Better families lead to less crime
The News Story: We’re Safer Than Ever Before, and It’s All Thanks to Technology
In a series called “The WIRED World in 2017,” the UK branch of WIRED makes the bold claim that “Dramatic reductions in crime rates over the last 20 years” aren’t due “to policy reforms–they’re because technology has made it harder to commit crimes.”
With claims that many developed nations have seen their crime rates “halved” over the past 20 years, WIRED credits much of this to technological advances that make it harder to commit crimes undetected. From more sophisticated car alarms right down to “‘predictive policing,” technology has made life more difficult for the less sophisticated criminal. The magazine does admit that “technology-enabled crimes” are a problem, citing online pornography specifically. (Perhaps a reference to online terror networking might have been apt here as well?) But rest assured that “[s]teps are being taken to manage new risks.”
While there surely is truth in the claim that technological advances have made crimes harder to commit undetected and easier to predict, what this—and similar media analyses of crime rates—fail to mention is the role of marriage in preventing men and women from walking down the path of evil to begin with.
Sources: Tom Gash, “We’re Safer Than Ever Before, and It’s all Thanks to Technology,” WIRED, December 27, 2016.
The New Research: The Moderating Marriage
It has long been noted that marriage serves to “civilize” both men and women—to make them more productive, happier, healthier, and to suppress negative behaviors, especially those related to delinquency and violence. Now three scholars from the University of North Carolina at Chapel Hill seek to study further exactly how marriage manages to change previously criminal behaviors. What they find is that marriage actually interacts with a person’s genetic makeup to suppress violent and delinquent behavior.

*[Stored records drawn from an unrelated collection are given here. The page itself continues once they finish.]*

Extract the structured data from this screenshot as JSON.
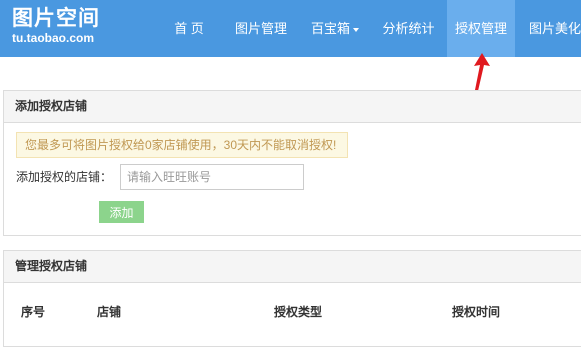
{
  "logo": {
    "title": "图片空间",
    "subtitle": "tu.taobao.com"
  },
  "nav": {
    "home": "首 页",
    "image_manage": "图片管理",
    "toolbox": "百宝箱",
    "analytics": "分析统计",
    "auth_manage": "授权管理",
    "image_beautify": "图片美化"
  },
  "add_panel": {
    "title": "添加授权店铺",
    "warning": "您最多可将图片授权给0家店铺使用，30天内不能取消授权!",
    "shop_label": "添加授权的店铺：",
    "input_placeholder": "请输入旺旺账号",
    "input_value": "",
    "add_button": "添加"
  },
  "manage_panel": {
    "title": "管理授权店铺",
    "columns": [
      "序号",
      "店铺",
      "授权类型",
      "授权时间"
    ]
  },
  "colors": {
    "topbar": "#4a98e0",
    "active_tab": "#6aaeed",
    "annotation_arrow": "#e0191f",
    "add_button": "#8cd48c"
  }
}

The researchers begin by highlighting the need for their research. While previous studies into gene-environment interaction (G X E) have limited their focus to one or a few genes, their study examines “a large number of genetic variants.” They explain, “Drawing on data from the National Longitudinal Study of Adolescent to Adult Health . . . we examined whether marriage moderates the collective influence of 580 single nucleotide polymorphisms (SNPs) in 64 genes on delinquency and violence.” This broadened scope is necessary, the researchers claim, because “[a]ntisocial behavior . . . is influenced by a large number of genes.” Their study method “estimates a heritability parameter: the proportion of variance in the phenotype that is jointly explained by the SNPs. We examined the Gene X Marriage interaction by comparing the proportion of variance in antisocial behavior explained by 580 SNPs among married and unmarried individuals.”

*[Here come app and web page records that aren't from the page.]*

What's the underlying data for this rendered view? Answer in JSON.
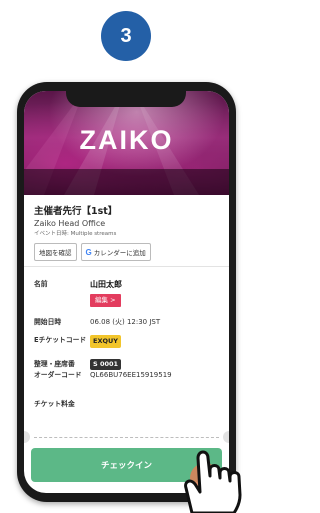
{
  "step": {
    "number": "3"
  },
  "banner": {
    "logo_text": "ZAIKO"
  },
  "event": {
    "title": "主催者先行【1st】",
    "organizer": "Zaiko Head Office",
    "date_label": "イベント日時: Multiple streams",
    "map_button": "地図を確認",
    "calendar_button_icon": "G",
    "calendar_button": "カレンダーに追加"
  },
  "details": {
    "name_label": "名前",
    "name_value": "山田太郎",
    "edit_label": "編集 >",
    "start_label": "開始日時",
    "start_value": "06.08 (火) 12:30 JST",
    "eticket_label": "Eチケットコード",
    "eticket_value": "EXQUY",
    "seat_label": "整理・座席番",
    "seat_value": "S 0001",
    "order_label": "オーダーコード",
    "order_value": "QL66BU76EE15919519",
    "fee_label": "チケット料金"
  },
  "actions": {
    "checkin_label": "チェックイン"
  },
  "colors": {
    "accent": "#2460a7",
    "checkin": "#5cb887",
    "edit": "#e33c5e",
    "code": "#f2c52b"
  }
}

For their measures, the researchers used “delinquency and violence,” including theft, selling drugs, breaking and entering, physical fighting, and use of weapons, among other indicators. A second measure was “desistence,” the process through which delinquent individuals gave up their delinquent or violent behaviors. The researchers controlled for a number of variables, including “age, gender, race, education, churchgoing frequency, household size, verbal IQ . . . score, parental education, closeness to parents, and bio-ancestry scores.” First, they examined the moderating effect of marriage in a generalized estimating equation. Next, they extended the model to estimate “the proportion of phenotypic variance that is accounted for by the linear, additive effects of the SNPs.”

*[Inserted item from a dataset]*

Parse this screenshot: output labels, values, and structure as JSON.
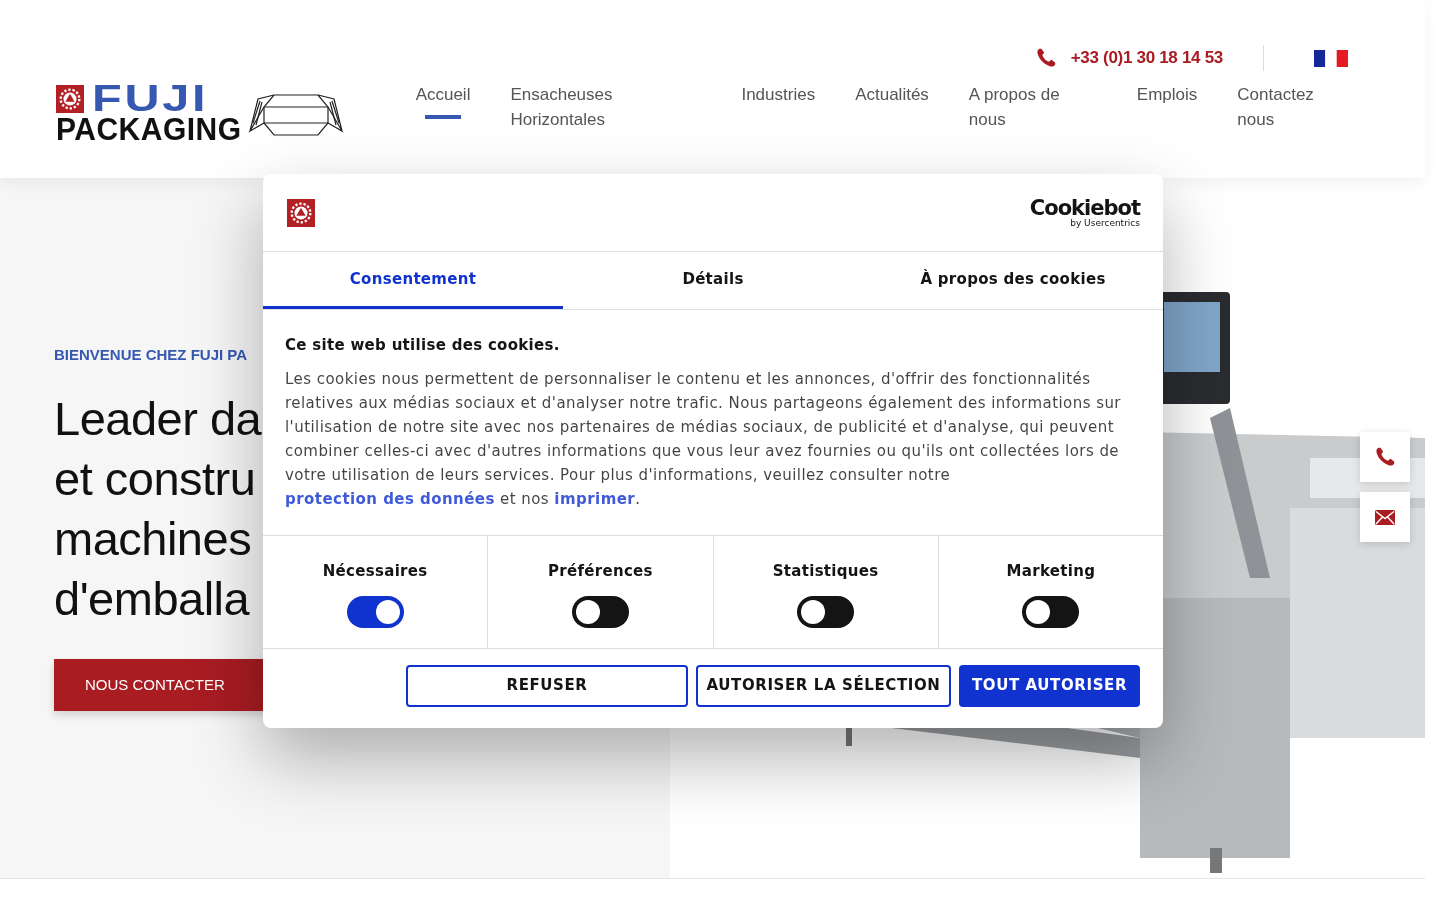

The researchers discovered that marriage does indeed suppress genetic influences towards antisocial behavior: “Overall, the percentage of variance [in antisocial behavior] explained was significantly smaller in married individuals than in unmarried individuals, suggesting that marriage may suppress the collective influence of the genes.” Aware that selection, age, and population heterogeneity (defined as “individuals’ different propensity to engage in deviant behavior”) may all confound the effects of their findings, the researchers ran separate analyses. For all three, the marriage effect remained.
In closing, the researchers discuss the implications of their findings: “Past inquiries about the effect of marriage on antisocial behavior have primarily focused on the social, behavioral, and psychological aspects. . . . We found that marriage could work through a biological pathway—the modification of genetic effects—to deter delinquency and violence.” They highlight that though many other studies have made it seem as though environment has little effect on biology, theirs actually shows the opposite: “The effect of genes was conditional on the environment.”
So powerful is the effect of marriage, in other words, that it even alters the expression of biology. Policymakers should take such findings into account when discussing how best to curb violence and crime.
Source: Bryce Christensen and Nicole King, “New Research,” The Family in America 29.4, 2015. Study: Yi Li, Hexuan Liu, and Guang Guo, “Does Marriage Moderate Genetic Effects on Delinquency and Violence?” Journal of Marriage and Family 77 [October 2015]: 1,217-33. DOI: 10.1111/jomp.12208.
Republished from The Family in America with permission.